With the summer season still in full swing, many people are headed to the coast to cool off in the water.
Before you dive in, stop and think: Just how clean is that water? Experts tell the Coastal Federation’s Stacia Strong that there are many things that can impact water quality, and that often people don’t even realize how much they affect it.
“Everything from commercial to recreational fishing, to oyster growers, to the tourism industry, all of it is really dependent on clean water,” says Lauren Kolodij, North Carolina Coastal Federation Assistant Director.
However, many people may not fully understand how their actions at their homes, on the roads, and out on the water all affect water’s quality.

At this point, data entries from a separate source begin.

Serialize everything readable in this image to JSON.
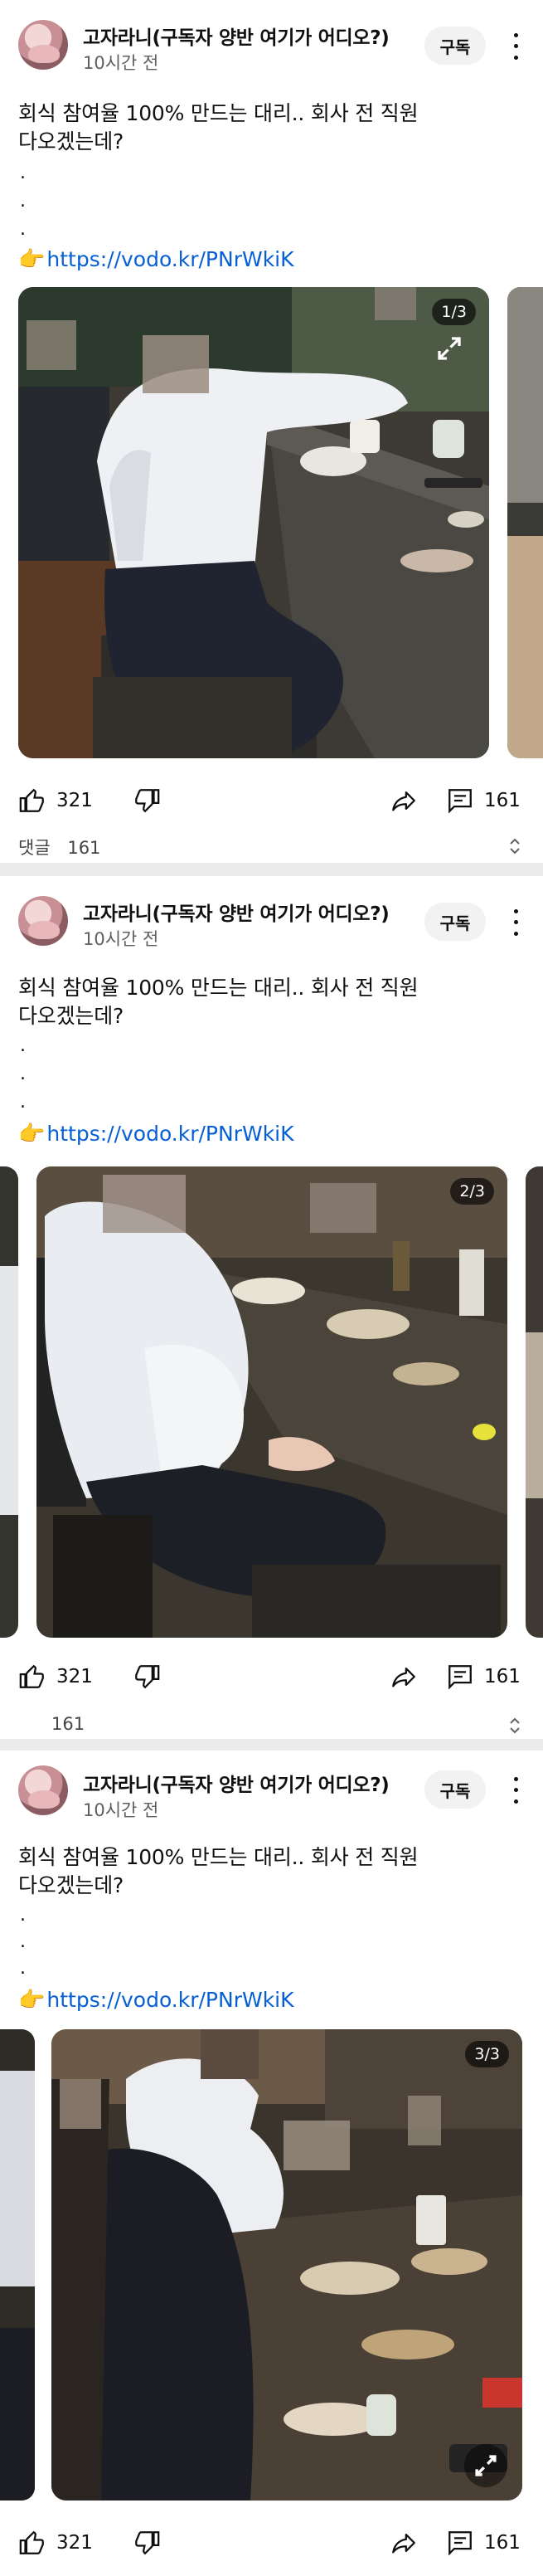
{
  "post": {
    "channel": "고자라니(구독자 양반 여기가 어디오?)",
    "time": "10시간 전",
    "subscribe_label": "구독",
    "title_line1": "회식 참여율 100% 만드는 대리.. 회사 전 직원",
    "title_line2": "다오겠는데?",
    "dots": [
      ".",
      ".",
      "."
    ],
    "link_emoji": "👉",
    "link": "https://vodo.kr/PNrWkiK",
    "likes": "321",
    "comments": "161",
    "comment_row_label": "댓글",
    "comment_row_count": "161",
    "comment_row_count_partial": "161"
  },
  "slides": [
    {
      "counter": "1/3"
    },
    {
      "counter": "2/3"
    },
    {
      "counter": "3/3"
    }
  ],
  "icons": [
    "avatar",
    "more-vert-icon",
    "expand-icon",
    "thumb-up-icon",
    "thumb-down-icon",
    "share-icon",
    "comment-icon",
    "chevron-icon"
  ],
  "colors": {
    "link": "#065fd4",
    "separator": "#ececec",
    "subscribe_bg": "#f2f2f2"
  }
}
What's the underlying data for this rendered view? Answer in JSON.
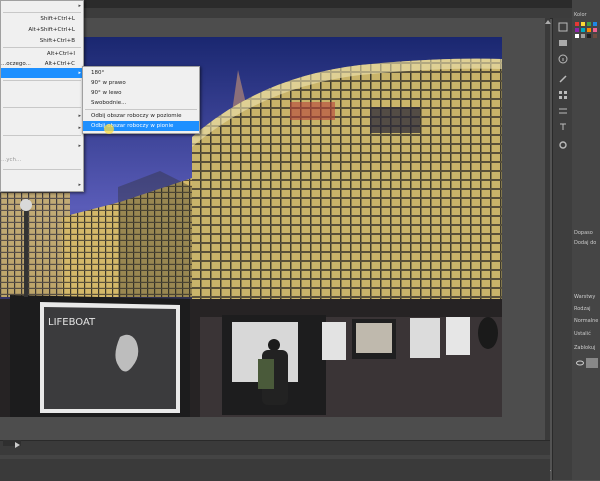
{
  "colors": {
    "menu_bg": "#f0f0f0",
    "highlight": "#1e90ff",
    "workspace": "#4d4d4d",
    "panel": "#454545"
  },
  "main_menu": {
    "items": [
      {
        "label": "",
        "shortcut": "",
        "arrow": "▸"
      },
      {
        "label": "",
        "shortcut": "Shift+Ctrl+L",
        "arrow": ""
      },
      {
        "label": "",
        "shortcut": "Alt+Shift+Ctrl+L",
        "arrow": ""
      },
      {
        "label": "",
        "shortcut": "Shift+Ctrl+B",
        "arrow": ""
      },
      {
        "label": "",
        "shortcut": "Alt+Ctrl+I",
        "arrow": ""
      },
      {
        "label": "...oczego...",
        "shortcut": "Alt+Ctrl+C",
        "arrow": ""
      },
      {
        "label": "",
        "shortcut": "",
        "arrow": "▸"
      },
      {
        "label": "",
        "shortcut": "",
        "arrow": "▸"
      },
      {
        "label": "",
        "shortcut": "",
        "arrow": "▸"
      },
      {
        "label": "",
        "shortcut": "",
        "arrow": "▸"
      },
      {
        "label": "...ych...",
        "shortcut": "",
        "arrow": ""
      },
      {
        "label": "",
        "shortcut": "",
        "arrow": "▸"
      }
    ]
  },
  "rotate_submenu": {
    "items": [
      {
        "label": "180°"
      },
      {
        "label": "90° w prawo"
      },
      {
        "label": "90° w lewo"
      },
      {
        "label": "Swobodnie..."
      },
      {
        "label": "Odbij obszar roboczy w poziomie"
      },
      {
        "label": "Odbij obszar roboczy w pionie"
      }
    ],
    "highlighted_index": 5
  },
  "photo": {
    "billboard_text": "LIFEBOAT"
  },
  "right_panel": {
    "tabs": [
      "Kolor",
      "Dopaso",
      "Dodaj do",
      "Warstwy",
      "Rodzaj",
      "Normalne",
      "Ustalić",
      "Zablokuj"
    ]
  }
}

“Water quality for people has lots of different ways it manifests itself so you have water quality in that it’s clean enough to drink and you also have water quality in the sense of clean enough for ecosystems to function as they need to and all of those things directly benefit people,” says Dr. Mike Piehler a professor at UNC’s Institute of Marine Sciences.
He’s spent years researching and studying water quality.
“Your water quality isn’t generally a problem until it’s a bigger problem and so people don’t people don’t have a sense of the cumulative impacts that smaller changes that they could make to enhance and sustain water quality,” he says.
Water quality doesn’t just become degraded from heavy boat traffic, or even littering while out on the water. It actually starts further away from the coast.
“I think you’d be surprised because it can be something as small as somebody not picking up after their pet on the street or sidewalk to discharging major pollutants like sewage or something, now that doesn’t happen very often, but then it’s really everything we do, it could be activities in a marina, it could be activities out on a boat,” says Piehler.
Experts say it doesn’t have to be all bad news — since all of these impacts are things we can control, including one of the biggest culprits responsible for affecting water quality: Storm water runoff.
“When the rain hits hard surfaces like a parking lot or a ditched and drained farm field so really it’s taking all of that activity we do on land again like pet waste and flushing it into the water,” he says.
Constructing rain gardens, building permeable surfaces and other measures can all slow this runoff. Closer to the water, actions like encouraging marinas to take part in the clean marina program can help.
“There has been great success around the clean marina program and having a marina function in a green way is beneficial for sure, but more important still is the education piece of having all of the boaters that go to this marina think of things that they may just not be aware of, that people just don’t know that can be problematic for water quality,” says Piehler.
For more information on how to reduce your own runoff, take a look at NCCoast.org.